Central High School Math Department Chairman Haviland Harper (230), with pictures of his daughter and his grandchildren, in the Math Department office.
By Yvonne Dennis (246)
Haviland Harper (230) didn’t know it at the time, but when he started teaching math at Vaux Junior High in North Philadelphia on Oct. 17, 1977, he was his class’ seventh teacher of the term.
For most kids, a 24-year-old, 6’7 man in a suit and tie would have cut an imposing figure. But not these kids.
“At the end of the day as I was giving a detention, those seventh and eighth graders, all of them, got up and rushed the door because I was in the front of the doors insisting that they were gonna stay,” Mr. Harper recalled. “They said no.”
Mr. Harper physically restrained them–you could do that back then–and he took the shock of that encounter to heart. His approach the next day and the 38 years he has been teaching since was to teach with their worlds at the forefront, not his own.
On Oct. 18 he came to school dressed in jeans and sneakers. And realizing that the students weren’t anywhere near a seventh-grade skill level, he watered-down the lesson plan.
Soon the students were picking up on the work, but behavior was still a problem. Mr. Harper had to get physical with a student, whose full-name he still remembers. He decided to go see the young man’s mother across the street in the projects where the family lived.
“I had never been in a project before,” Mr. Harper said. “And he told me no teacher goes to the projects. We don’t allow that.”
Well Haviland Harper didn’t earn his way into the George Washington University basketball record books by being passive. He climbed the 24 flights of dirty, pungent stairs–the elevator was broken–to the family’s place and met with the student’s mother.
Image from George Washington University’s 100 Players, 100 Days Countdown to GW Men’s Basketball’s 100th Season in 2013.
“She was in a two-bedroom apartment, five kids,” he remembered. “I understood what was going on, so my heart changed because I began to see his story. She was glad I came. I was glad I came.”
Mr. Harper turned to a career in teaching when, after standout basketball play as a forward at Central and GWU, he got injured.
“I wanted to coach and in order to coach you had to teach.” So he got his master’s degree and teaching certification at Temple University. He also got his principal’s certification in case he ever wanted to become a principal. (He tried assistant principaling for two months later in his career and didn’t like it).
After a few weeks at Vaux, his standing on the students’ respect meter rose even more when basketball season started.
“Vaux at the time had one of the best basketball teams in the area,” he said. “They were still eighth graders so I got on the court, and let’s just say I outperformed them. And so I got the respect of their basketball players, who ran the school. That just changed their whole attitude about me and I was able to move on.”

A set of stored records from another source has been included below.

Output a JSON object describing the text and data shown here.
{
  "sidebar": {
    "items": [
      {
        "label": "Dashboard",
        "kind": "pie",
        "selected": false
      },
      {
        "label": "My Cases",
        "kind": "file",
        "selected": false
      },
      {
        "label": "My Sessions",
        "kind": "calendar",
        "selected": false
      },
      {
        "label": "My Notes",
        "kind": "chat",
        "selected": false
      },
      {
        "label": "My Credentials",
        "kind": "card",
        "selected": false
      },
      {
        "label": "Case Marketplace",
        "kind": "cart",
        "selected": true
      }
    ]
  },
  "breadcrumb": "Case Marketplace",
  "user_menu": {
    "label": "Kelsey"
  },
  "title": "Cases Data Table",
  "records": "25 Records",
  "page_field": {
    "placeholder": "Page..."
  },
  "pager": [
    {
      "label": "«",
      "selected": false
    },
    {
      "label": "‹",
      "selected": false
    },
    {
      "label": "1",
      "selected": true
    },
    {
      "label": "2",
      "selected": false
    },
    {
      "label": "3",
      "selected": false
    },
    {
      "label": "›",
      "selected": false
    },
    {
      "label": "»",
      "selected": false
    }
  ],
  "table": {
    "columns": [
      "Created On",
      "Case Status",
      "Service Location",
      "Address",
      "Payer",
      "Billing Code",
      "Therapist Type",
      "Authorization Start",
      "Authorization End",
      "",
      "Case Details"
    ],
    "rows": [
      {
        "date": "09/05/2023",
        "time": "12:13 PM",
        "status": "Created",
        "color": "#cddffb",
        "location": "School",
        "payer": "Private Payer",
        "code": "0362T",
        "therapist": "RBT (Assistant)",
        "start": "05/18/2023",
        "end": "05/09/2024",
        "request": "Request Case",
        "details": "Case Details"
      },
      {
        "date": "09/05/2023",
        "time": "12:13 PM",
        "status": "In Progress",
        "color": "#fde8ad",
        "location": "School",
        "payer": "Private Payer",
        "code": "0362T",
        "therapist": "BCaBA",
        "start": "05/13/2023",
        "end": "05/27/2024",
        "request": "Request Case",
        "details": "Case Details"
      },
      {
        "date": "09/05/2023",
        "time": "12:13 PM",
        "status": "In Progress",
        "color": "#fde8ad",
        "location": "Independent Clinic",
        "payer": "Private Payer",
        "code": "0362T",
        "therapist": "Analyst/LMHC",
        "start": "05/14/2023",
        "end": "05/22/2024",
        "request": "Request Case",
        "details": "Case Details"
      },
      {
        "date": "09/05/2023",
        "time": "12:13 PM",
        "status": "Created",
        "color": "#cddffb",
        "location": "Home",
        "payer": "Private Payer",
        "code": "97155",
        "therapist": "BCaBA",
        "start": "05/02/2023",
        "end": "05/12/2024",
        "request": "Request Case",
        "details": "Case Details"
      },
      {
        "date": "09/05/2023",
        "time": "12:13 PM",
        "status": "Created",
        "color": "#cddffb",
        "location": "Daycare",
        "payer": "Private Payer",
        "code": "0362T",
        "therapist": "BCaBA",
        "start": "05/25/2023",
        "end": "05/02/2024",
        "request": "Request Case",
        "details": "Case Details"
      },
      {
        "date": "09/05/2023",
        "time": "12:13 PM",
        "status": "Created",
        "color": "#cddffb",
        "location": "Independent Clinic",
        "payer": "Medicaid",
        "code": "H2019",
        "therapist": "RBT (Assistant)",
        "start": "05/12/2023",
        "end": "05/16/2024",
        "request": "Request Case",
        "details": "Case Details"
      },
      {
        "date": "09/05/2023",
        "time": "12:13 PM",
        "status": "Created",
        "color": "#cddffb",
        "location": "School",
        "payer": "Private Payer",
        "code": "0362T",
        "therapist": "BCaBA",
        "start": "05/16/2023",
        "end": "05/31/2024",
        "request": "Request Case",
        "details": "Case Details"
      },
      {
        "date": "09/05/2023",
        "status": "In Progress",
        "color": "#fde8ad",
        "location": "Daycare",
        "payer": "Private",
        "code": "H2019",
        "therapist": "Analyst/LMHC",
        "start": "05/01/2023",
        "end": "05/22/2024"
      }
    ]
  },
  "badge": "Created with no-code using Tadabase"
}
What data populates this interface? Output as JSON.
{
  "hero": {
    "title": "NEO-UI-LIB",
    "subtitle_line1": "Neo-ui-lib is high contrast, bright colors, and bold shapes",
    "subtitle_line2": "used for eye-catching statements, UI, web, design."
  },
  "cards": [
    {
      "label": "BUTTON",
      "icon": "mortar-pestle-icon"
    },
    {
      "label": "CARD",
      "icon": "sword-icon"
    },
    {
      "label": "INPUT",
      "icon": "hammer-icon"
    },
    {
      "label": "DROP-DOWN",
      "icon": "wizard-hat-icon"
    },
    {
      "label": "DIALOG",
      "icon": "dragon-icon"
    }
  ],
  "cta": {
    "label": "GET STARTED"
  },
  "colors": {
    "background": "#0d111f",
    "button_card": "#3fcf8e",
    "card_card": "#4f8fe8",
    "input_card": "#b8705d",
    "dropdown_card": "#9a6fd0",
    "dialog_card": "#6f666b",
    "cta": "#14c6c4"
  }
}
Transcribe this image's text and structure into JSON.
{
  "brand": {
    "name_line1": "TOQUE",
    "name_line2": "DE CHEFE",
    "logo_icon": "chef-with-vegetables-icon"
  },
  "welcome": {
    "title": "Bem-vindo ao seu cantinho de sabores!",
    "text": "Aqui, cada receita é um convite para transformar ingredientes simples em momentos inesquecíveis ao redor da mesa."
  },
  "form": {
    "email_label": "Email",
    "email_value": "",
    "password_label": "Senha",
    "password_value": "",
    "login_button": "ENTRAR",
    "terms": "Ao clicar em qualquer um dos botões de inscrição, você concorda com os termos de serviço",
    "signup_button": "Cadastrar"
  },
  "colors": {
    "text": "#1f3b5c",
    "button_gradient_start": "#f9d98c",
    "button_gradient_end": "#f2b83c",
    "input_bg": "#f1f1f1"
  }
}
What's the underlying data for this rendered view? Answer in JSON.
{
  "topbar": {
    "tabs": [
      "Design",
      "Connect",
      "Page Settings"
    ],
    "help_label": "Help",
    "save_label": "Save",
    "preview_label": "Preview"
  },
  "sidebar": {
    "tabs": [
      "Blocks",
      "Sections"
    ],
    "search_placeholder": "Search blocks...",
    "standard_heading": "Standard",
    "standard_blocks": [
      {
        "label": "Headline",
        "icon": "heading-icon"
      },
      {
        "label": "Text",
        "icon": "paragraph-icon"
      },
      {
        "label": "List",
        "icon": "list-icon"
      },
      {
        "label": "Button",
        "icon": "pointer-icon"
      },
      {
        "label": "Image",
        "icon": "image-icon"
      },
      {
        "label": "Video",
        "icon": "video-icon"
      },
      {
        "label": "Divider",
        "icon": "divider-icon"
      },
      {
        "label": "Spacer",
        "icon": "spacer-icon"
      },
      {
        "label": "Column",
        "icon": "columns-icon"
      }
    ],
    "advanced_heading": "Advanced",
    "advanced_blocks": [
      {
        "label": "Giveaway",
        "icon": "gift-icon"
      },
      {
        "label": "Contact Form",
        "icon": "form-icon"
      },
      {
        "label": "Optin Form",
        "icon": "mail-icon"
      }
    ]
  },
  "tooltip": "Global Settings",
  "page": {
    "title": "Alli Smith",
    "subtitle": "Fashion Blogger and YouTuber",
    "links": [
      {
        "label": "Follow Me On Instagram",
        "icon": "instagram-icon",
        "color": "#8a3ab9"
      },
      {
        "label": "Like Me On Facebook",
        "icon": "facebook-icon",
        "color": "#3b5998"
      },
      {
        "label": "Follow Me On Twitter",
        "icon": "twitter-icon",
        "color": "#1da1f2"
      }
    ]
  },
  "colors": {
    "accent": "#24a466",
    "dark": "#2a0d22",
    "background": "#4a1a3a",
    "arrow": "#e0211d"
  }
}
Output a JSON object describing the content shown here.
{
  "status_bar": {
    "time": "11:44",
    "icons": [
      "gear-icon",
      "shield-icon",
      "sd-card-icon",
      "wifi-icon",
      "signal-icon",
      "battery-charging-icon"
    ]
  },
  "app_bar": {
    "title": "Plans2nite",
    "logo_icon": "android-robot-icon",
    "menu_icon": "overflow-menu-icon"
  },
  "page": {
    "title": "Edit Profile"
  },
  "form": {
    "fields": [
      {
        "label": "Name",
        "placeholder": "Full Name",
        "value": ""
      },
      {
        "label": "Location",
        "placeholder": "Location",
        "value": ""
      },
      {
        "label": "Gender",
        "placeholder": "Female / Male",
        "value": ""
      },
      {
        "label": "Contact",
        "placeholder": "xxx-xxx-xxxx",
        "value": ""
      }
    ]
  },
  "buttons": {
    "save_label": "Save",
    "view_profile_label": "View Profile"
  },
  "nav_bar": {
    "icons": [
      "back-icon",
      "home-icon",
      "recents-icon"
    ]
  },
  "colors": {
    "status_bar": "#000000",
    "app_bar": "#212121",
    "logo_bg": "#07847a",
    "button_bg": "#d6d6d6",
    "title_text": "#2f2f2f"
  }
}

That year Mr. Harper didn’t miss a day of school and he felt like he made great inroads with the students. But in June the school district laid him off.
He subsequently taught at Roosevelt Middle School, Northeast High and Jones Junior High.
“While I was at Jones teaching math I was called to become the basketball coach of a new school called Parkway.”
While shuttling between those two positions he put in an application to teach at Central. In February of ’87 Mr. Harper was able to return to his alma mater as a math teacher, still coaching at Parkway. Finally in ’98 the varsity basketball coaching position at Central became available. He ended his coaching at Parkway after 18 years and added basketball coaching to his workload at Central.
Mr. Harper’s highlights on the clipboard side of the basketball include getting to coach his son, William, who graduated from Central in 2000, and ending Central’s 70-year championship drought by winning the city title in 2005.
“He knows how to motivate teams,” said Central Athletic Director Rich Drayton (246).
The coach’s daughter, Laura, has also brought shine to the Harper name. In 2006 she was the NCAA’s Final Four Most Outstanding Player, helping the University of Maryland take home the national championship. In 2008, 6’5 Laura Harper was picked 10th overall in the WNBA draft to the Sacramento Monarchs. She played professionally in the U.S., Russia and Turkey and now is an assistant coach for the women’s team at High Point University in High Point, N.C.
When he’s not busy teaching or coaching Mr. Harper is maybe looking to get up a game of pinochle with friends or travelling to see William and Laura and his two grandkids. At 62 years old he has retirement in mind, of course, but it’s not necessarily at the forefront.
“The only reason that I even have these thoughts is because of the state of the School District of Philadelphia. If they could ever get their program together then, who knows. Our younger teachers have not gotten raises in the last four years so our good teachers have to be looking elsewhere. They can’t plan and it just makes it very difficult.”